Exercise
Without altering a word, return the records below, but exclude the pictures.

Source data
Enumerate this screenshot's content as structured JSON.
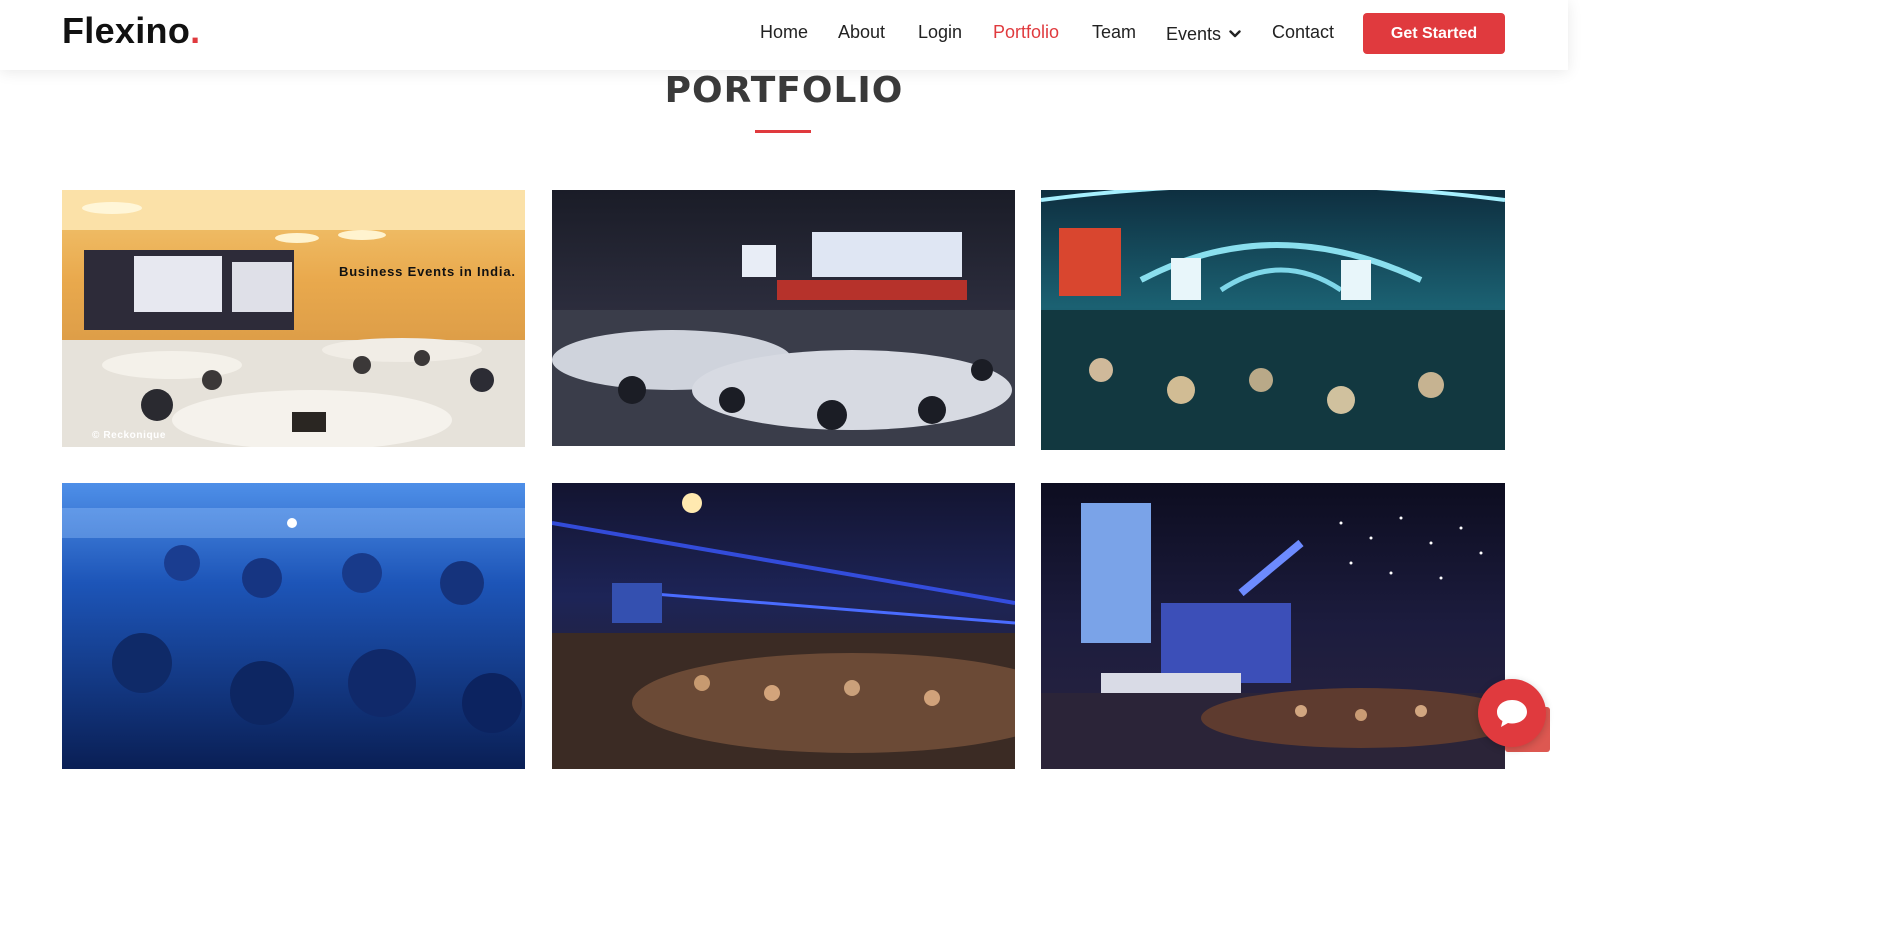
{
  "brand": {
    "name": "Flexino",
    "dot": "."
  },
  "nav": {
    "items": [
      {
        "label": "Home"
      },
      {
        "label": "About"
      },
      {
        "label": "Login"
      },
      {
        "label": "Portfolio",
        "active": true
      },
      {
        "label": "Team"
      },
      {
        "label": "Events",
        "has_dropdown": true
      },
      {
        "label": "Contact"
      }
    ],
    "cta_label": "Get Started"
  },
  "section": {
    "title": "PORTFOLIO"
  },
  "portfolio": {
    "items": [
      {
        "overlay_text": "Business Events in India.",
        "watermark": "© Reckonique"
      },
      {},
      {},
      {},
      {},
      {}
    ]
  },
  "colors": {
    "accent": "#e03a3e"
  },
  "icons": {
    "dropdown": "chevron-down-icon",
    "chat": "chat-bubble-icon"
  }
}
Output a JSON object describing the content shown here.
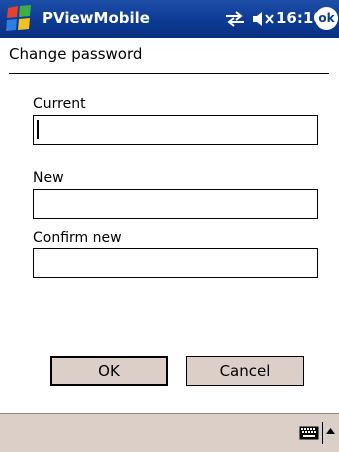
{
  "titlebar": {
    "app_title": "PViewMobile",
    "clock": "16:10",
    "ok_label": "ok",
    "icons": [
      "start-flag",
      "connectivity",
      "volume-muted"
    ],
    "bg_color": "#0c3a94"
  },
  "page": {
    "heading": "Change password"
  },
  "form": {
    "current_label": "Current",
    "current_value": "",
    "new_label": "New",
    "new_value": "",
    "confirm_label": "Confirm new",
    "confirm_value": ""
  },
  "buttons": {
    "ok_label": "OK",
    "cancel_label": "Cancel"
  },
  "bottombar": {
    "icons": [
      "keyboard",
      "sip-menu-arrow"
    ],
    "bg_color": "#dbcfc7"
  }
}
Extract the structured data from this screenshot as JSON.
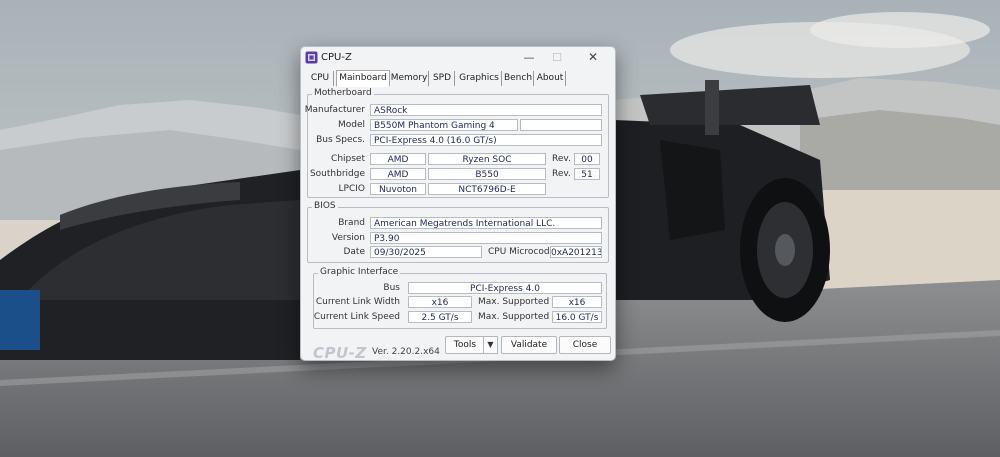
{
  "window": {
    "title": "CPU-Z",
    "minimize_symbol": "—",
    "maximize_symbol": "☐",
    "close_symbol": "✕"
  },
  "tabs": [
    {
      "label": "CPU"
    },
    {
      "label": "Mainboard",
      "active": true
    },
    {
      "label": "Memory"
    },
    {
      "label": "SPD"
    },
    {
      "label": "Graphics"
    },
    {
      "label": "Bench"
    },
    {
      "label": "About"
    }
  ],
  "motherboard": {
    "legend": "Motherboard",
    "manufacturer_label": "Manufacturer",
    "manufacturer": "ASRock",
    "model_label": "Model",
    "model": "B550M Phantom Gaming 4",
    "bus_label": "Bus Specs.",
    "bus": "PCI-Express 4.0 (16.0 GT/s)",
    "chipset_label": "Chipset",
    "chipset_vendor": "AMD",
    "chipset_model": "Ryzen SOC",
    "chipset_rev_label": "Rev.",
    "chipset_rev": "00",
    "southbridge_label": "Southbridge",
    "southbridge_vendor": "AMD",
    "southbridge_model": "B550",
    "southbridge_rev_label": "Rev.",
    "southbridge_rev": "51",
    "lpcio_label": "LPCIO",
    "lpcio_vendor": "Nuvoton",
    "lpcio_model": "NCT6796D-E"
  },
  "bios": {
    "legend": "BIOS",
    "brand_label": "Brand",
    "brand": "American Megatrends International LLC.",
    "version_label": "Version",
    "version": "P3.90",
    "date_label": "Date",
    "date": "09/30/2025",
    "microcode_label": "CPU Microcode",
    "microcode": "0xA201213"
  },
  "graphic_interface": {
    "legend": "Graphic Interface",
    "bus_label": "Bus",
    "bus": "PCI-Express 4.0",
    "link_width_label": "Current Link Width",
    "link_width": "x16",
    "max_width_label": "Max. Supported",
    "max_width": "x16",
    "link_speed_label": "Current Link Speed",
    "link_speed": "2.5 GT/s",
    "max_speed_label": "Max. Supported",
    "max_speed": "16.0 GT/s"
  },
  "footer": {
    "logo": "CPU-Z",
    "version": "Ver. 2.20.2.x64",
    "tools_label": "Tools",
    "tools_arrow": "▼",
    "validate_label": "Validate",
    "close_label": "Close"
  }
}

Response area
Enumerate this screenshot's content as structured JSON.
{
  "brand": {
    "name": "Flexino",
    "dot": "."
  },
  "nav": {
    "items": [
      {
        "label": "Home"
      },
      {
        "label": "About"
      },
      {
        "label": "Login"
      },
      {
        "label": "Portfolio",
        "active": true
      },
      {
        "label": "Team"
      },
      {
        "label": "Events",
        "has_dropdown": true
      },
      {
        "label": "Contact"
      }
    ],
    "cta_label": "Get Started"
  },
  "section": {
    "title": "PORTFOLIO"
  },
  "portfolio": {
    "items": [
      {
        "overlay_text": "Business Events in India.",
        "watermark": "© Reckonique"
      },
      {},
      {},
      {},
      {},
      {}
    ]
  },
  "colors": {
    "accent": "#e03a3e"
  },
  "icons": {
    "dropdown": "chevron-down-icon",
    "chat": "chat-bubble-icon"
  }
}
Output a JSON object describing the content shown here.
{
  "titlebar": {
    "app_title": "PViewMobile",
    "clock": "16:10",
    "ok_label": "ok",
    "icons": [
      "start-flag",
      "connectivity",
      "volume-muted"
    ],
    "bg_color": "#0c3a94"
  },
  "page": {
    "heading": "Change password"
  },
  "form": {
    "current_label": "Current",
    "current_value": "",
    "new_label": "New",
    "new_value": "",
    "confirm_label": "Confirm new",
    "confirm_value": ""
  },
  "buttons": {
    "ok_label": "OK",
    "cancel_label": "Cancel"
  },
  "bottombar": {
    "icons": [
      "keyboard",
      "sip-menu-arrow"
    ],
    "bg_color": "#dbcfc7"
  }
}
Extract the structured data from this screenshot as JSON.
{
  "window": {
    "title": "CPU-Z",
    "minimize_symbol": "—",
    "maximize_symbol": "☐",
    "close_symbol": "✕"
  },
  "tabs": [
    {
      "label": "CPU"
    },
    {
      "label": "Mainboard",
      "active": true
    },
    {
      "label": "Memory"
    },
    {
      "label": "SPD"
    },
    {
      "label": "Graphics"
    },
    {
      "label": "Bench"
    },
    {
      "label": "About"
    }
  ],
  "motherboard": {
    "legend": "Motherboard",
    "manufacturer_label": "Manufacturer",
    "manufacturer": "ASRock",
    "model_label": "Model",
    "model": "B550M Phantom Gaming 4",
    "bus_label": "Bus Specs.",
    "bus": "PCI-Express 4.0 (16.0 GT/s)",
    "chipset_label": "Chipset",
    "chipset_vendor": "AMD",
    "chipset_model": "Ryzen SOC",
    "chipset_rev_label": "Rev.",
    "chipset_rev": "00",
    "southbridge_label": "Southbridge",
    "southbridge_vendor": "AMD",
    "southbridge_model": "B550",
    "southbridge_rev_label": "Rev.",
    "southbridge_rev": "51",
    "lpcio_label": "LPCIO",
    "lpcio_vendor": "Nuvoton",
    "lpcio_model": "NCT6796D-E"
  },
  "bios": {
    "legend": "BIOS",
    "brand_label": "Brand",
    "brand": "American Megatrends International LLC.",
    "version_label": "Version",
    "version": "P3.90",
    "date_label": "Date",
    "date": "09/30/2025",
    "microcode_label": "CPU Microcode",
    "microcode": "0xA201213"
  },
  "graphic_interface": {
    "legend": "Graphic Interface",
    "bus_label": "Bus",
    "bus": "PCI-Express 4.0",
    "link_width_label": "Current Link Width",
    "link_width": "x16",
    "max_width_label": "Max. Supported",
    "max_width": "x16",
    "link_speed_label": "Current Link Speed",
    "link_speed": "2.5 GT/s",
    "max_speed_label": "Max. Supported",
    "max_speed": "16.0 GT/s"
  },
  "footer": {
    "logo": "CPU-Z",
    "version": "Ver. 2.20.2.x64",
    "tools_label": "Tools",
    "tools_arrow": "▼",
    "validate_label": "Validate",
    "close_label": "Close"
  }
}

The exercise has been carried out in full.